RECORD EXCERPTS:
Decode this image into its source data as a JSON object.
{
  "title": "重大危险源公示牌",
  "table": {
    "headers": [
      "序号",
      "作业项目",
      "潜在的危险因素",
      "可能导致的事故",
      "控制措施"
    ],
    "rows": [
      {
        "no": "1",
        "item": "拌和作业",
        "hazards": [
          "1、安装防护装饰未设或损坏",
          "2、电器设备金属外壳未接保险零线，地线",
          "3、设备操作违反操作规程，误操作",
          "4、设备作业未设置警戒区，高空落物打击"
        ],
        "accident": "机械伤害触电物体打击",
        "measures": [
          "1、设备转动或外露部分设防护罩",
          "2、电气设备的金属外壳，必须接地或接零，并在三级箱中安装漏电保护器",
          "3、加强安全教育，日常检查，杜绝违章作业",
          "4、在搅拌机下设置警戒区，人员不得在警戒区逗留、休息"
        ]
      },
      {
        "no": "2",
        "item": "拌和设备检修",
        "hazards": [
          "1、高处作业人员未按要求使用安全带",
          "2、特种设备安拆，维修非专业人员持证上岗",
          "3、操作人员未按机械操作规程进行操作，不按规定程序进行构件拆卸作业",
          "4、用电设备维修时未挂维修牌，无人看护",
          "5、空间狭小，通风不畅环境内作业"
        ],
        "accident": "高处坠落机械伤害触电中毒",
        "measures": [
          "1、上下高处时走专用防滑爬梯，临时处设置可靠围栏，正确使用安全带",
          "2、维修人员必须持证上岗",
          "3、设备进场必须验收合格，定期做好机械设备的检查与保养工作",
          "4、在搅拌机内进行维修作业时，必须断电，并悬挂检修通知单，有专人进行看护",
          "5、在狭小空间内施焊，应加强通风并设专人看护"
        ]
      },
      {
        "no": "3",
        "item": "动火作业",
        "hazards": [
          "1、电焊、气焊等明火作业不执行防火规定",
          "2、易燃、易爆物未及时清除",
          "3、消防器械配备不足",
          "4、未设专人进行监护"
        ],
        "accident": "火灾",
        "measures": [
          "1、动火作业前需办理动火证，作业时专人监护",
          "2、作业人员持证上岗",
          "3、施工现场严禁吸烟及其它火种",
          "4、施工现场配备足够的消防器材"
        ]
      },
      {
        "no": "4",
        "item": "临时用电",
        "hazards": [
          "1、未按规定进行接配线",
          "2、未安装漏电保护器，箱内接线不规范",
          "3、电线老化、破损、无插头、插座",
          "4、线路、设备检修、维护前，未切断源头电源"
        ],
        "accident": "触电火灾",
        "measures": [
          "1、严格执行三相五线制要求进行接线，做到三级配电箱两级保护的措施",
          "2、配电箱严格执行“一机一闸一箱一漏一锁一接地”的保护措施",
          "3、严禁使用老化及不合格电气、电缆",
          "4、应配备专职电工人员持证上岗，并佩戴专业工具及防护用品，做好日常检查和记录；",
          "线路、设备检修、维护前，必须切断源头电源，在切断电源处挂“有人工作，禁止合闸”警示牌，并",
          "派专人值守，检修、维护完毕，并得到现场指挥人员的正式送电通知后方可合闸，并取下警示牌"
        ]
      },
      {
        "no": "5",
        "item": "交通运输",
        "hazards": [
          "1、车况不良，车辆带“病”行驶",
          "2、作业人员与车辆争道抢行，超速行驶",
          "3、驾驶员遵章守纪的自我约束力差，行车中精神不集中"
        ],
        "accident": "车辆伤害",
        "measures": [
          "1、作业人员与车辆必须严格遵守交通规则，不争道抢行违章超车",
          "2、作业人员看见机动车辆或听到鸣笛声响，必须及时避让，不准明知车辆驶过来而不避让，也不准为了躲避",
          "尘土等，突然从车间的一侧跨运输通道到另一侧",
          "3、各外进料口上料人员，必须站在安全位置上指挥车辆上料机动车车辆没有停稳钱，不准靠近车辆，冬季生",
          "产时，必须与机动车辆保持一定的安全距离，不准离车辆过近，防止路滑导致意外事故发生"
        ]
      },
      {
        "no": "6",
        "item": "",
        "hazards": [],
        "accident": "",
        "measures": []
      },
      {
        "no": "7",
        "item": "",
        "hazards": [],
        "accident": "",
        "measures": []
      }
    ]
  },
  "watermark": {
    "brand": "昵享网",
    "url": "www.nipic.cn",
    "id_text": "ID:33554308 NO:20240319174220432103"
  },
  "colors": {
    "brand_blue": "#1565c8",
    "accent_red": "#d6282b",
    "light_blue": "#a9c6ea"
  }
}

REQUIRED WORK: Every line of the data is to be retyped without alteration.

WRITTEN ANSWER:
Decode this image into its source data as a JSON object.
{
  "title": "重大危险源公示牌",
  "table": {
    "headers": [
      "序号",
      "作业项目",
      "潜在的危险因素",
      "可能导致的事故",
      "控制措施"
    ],
    "rows": [
      {
        "no": "1",
        "item": "拌和作业",
        "hazards": [
          "1、安装防护装饰未设或损坏",
          "2、电器设备金属外壳未接保险零线，地线",
          "3、设备操作违反操作规程，误操作",
          "4、设备作业未设置警戒区，高空落物打击"
        ],
        "accident": "机械伤害触电物体打击",
        "measures": [
          "1、设备转动或外露部分设防护罩",
          "2、电气设备的金属外壳，必须接地或接零，并在三级箱中安装漏电保护器",
          "3、加强安全教育，日常检查，杜绝违章作业",
          "4、在搅拌机下设置警戒区，人员不得在警戒区逗留、休息"
        ]
      },
      {
        "no": "2",
        "item": "拌和设备检修",
        "hazards": [
          "1、高处作业人员未按要求使用安全带",
          "2、特种设备安拆，维修非专业人员持证上岗",
          "3、操作人员未按机械操作规程进行操作，不按规定程序进行构件拆卸作业",
          "4、用电设备维修时未挂维修牌，无人看护",
          "5、空间狭小，通风不畅环境内作业"
        ],
        "accident": "高处坠落机械伤害触电中毒",
        "measures": [
          "1、上下高处时走专用防滑爬梯，临时处设置可靠围栏，正确使用安全带",
          "2、维修人员必须持证上岗",
          "3、设备进场必须验收合格，定期做好机械设备的检查与保养工作",
          "4、在搅拌机内进行维修作业时，必须断电，并悬挂检修通知单，有专人进行看护",
          "5、在狭小空间内施焊，应加强通风并设专人看护"
        ]
      },
      {
        "no": "3",
        "item": "动火作业",
        "hazards": [
          "1、电焊、气焊等明火作业不执行防火规定",
          "2、易燃、易爆物未及时清除",
          "3、消防器械配备不足",
          "4、未设专人进行监护"
        ],
        "accident": "火灾",
        "measures": [
          "1、动火作业前需办理动火证，作业时专人监护",
          "2、作业人员持证上岗",
          "3、施工现场严禁吸烟及其它火种",
          "4、施工现场配备足够的消防器材"
        ]
      },
      {
        "no": "4",
        "item": "临时用电",
        "hazards": [
          "1、未按规定进行接配线",
          "2、未安装漏电保护器，箱内接线不规范",
          "3、电线老化、破损、无插头、插座",
          "4、线路、设备检修、维护前，未切断源头电源"
        ],
        "accident": "触电火灾",
        "measures": [
          "1、严格执行三相五线制要求进行接线，做到三级配电箱两级保护的措施",
          "2、配电箱严格执行“一机一闸一箱一漏一锁一接地”的保护措施",
          "3、严禁使用老化及不合格电气、电缆",
          "4、应配备专职电工人员持证上岗，并佩戴专业工具及防护用品，做好日常检查和记录；",
          "线路、设备检修、维护前，必须切断源头电源，在切断电源处挂“有人工作，禁止合闸”警示牌，并",
          "派专人值守，检修、维护完毕，并得到现场指挥人员的正式送电通知后方可合闸，并取下警示牌"
        ]
      },
      {
        "no": "5",
        "item": "交通运输",
        "hazards": [
          "1、车况不良，车辆带“病”行驶",
          "2、作业人员与车辆争道抢行，超速行驶",
          "3、驾驶员遵章守纪的自我约束力差，行车中精神不集中"
        ],
        "accident": "车辆伤害",
        "measures": [
          "1、作业人员与车辆必须严格遵守交通规则，不争道抢行违章超车",
          "2、作业人员看见机动车辆或听到鸣笛声响，必须及时避让，不准明知车辆驶过来而不避让，也不准为了躲避",
          "尘土等，突然从车间的一侧跨运输通道到另一侧",
          "3、各外进料口上料人员，必须站在安全位置上指挥车辆上料机动车车辆没有停稳钱，不准靠近车辆，冬季生",
          "产时，必须与机动车辆保持一定的安全距离，不准离车辆过近，防止路滑导致意外事故发生"
        ]
      },
      {
        "no": "6",
        "item": "",
        "hazards": [],
        "accident": "",
        "measures": []
      },
      {
        "no": "7",
        "item": "",
        "hazards": [],
        "accident": "",
        "measures": []
      }
    ]
  },
  "watermark": {
    "brand": "昵享网",
    "url": "www.nipic.cn",
    "id_text": "ID:33554308 NO:20240319174220432103"
  },
  "colors": {
    "brand_blue": "#1565c8",
    "accent_red": "#d6282b",
    "light_blue": "#a9c6ea"
  }
}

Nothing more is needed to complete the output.